• _Task item_
Images excluded, reproduce each line of the records exactly as it stands.
** Excerpted data follows **
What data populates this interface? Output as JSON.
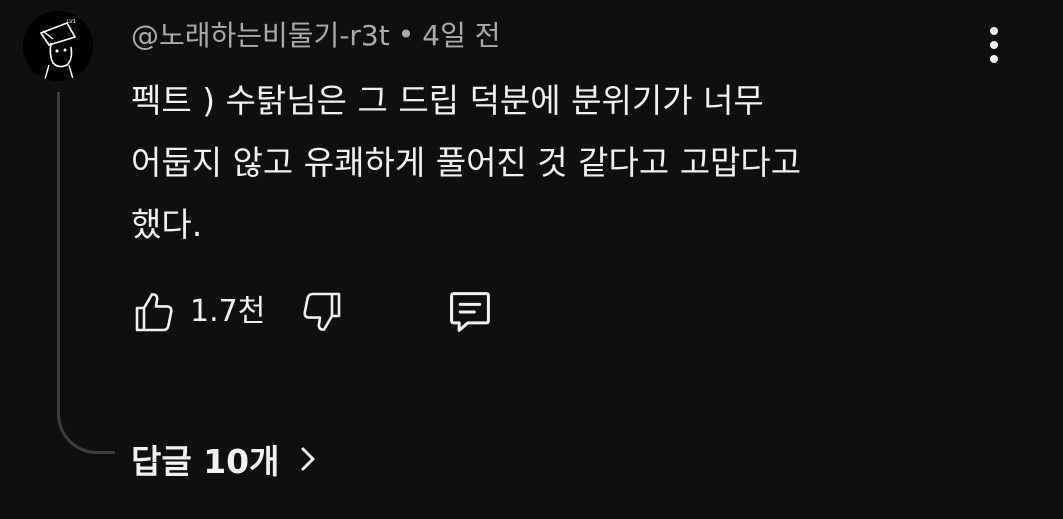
{
  "comment": {
    "author": "@노래하는비둘기-r3t",
    "separator": "•",
    "time": "4일 전",
    "text_lines": [
      "펙트 ) 수탉님은 그 드립 덕분에 분위기가 너무",
      "어둡지 않고 유쾌하게 풀어진 것 같다고 고맙다고",
      "했다."
    ],
    "like_count": "1.7천",
    "replies_label": "답글 10개"
  },
  "icons": {
    "avatar": "avatar-drawing",
    "menu": "more-vertical-icon",
    "like": "thumb-up-icon",
    "dislike": "thumb-down-icon",
    "reply": "comment-icon",
    "chevron": "chevron-right-icon"
  },
  "colors": {
    "background": "#0f0f0f",
    "text": "#f1f1f1",
    "meta_text": "#aaaaaa",
    "thread_line": "#3d3d3d"
  }
}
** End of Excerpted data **
• _Output of the task_
What data populates this interface? Output as JSON.
{
  "comment": {
    "author": "@노래하는비둘기-r3t",
    "separator": "•",
    "time": "4일 전",
    "text_lines": [
      "펙트 ) 수탉님은 그 드립 덕분에 분위기가 너무",
      "어둡지 않고 유쾌하게 풀어진 것 같다고 고맙다고",
      "했다."
    ],
    "like_count": "1.7천",
    "replies_label": "답글 10개"
  },
  "icons": {
    "avatar": "avatar-drawing",
    "menu": "more-vertical-icon",
    "like": "thumb-up-icon",
    "dislike": "thumb-down-icon",
    "reply": "comment-icon",
    "chevron": "chevron-right-icon"
  },
  "colors": {
    "background": "#0f0f0f",
    "text": "#f1f1f1",
    "meta_text": "#aaaaaa",
    "thread_line": "#3d3d3d"
  }
}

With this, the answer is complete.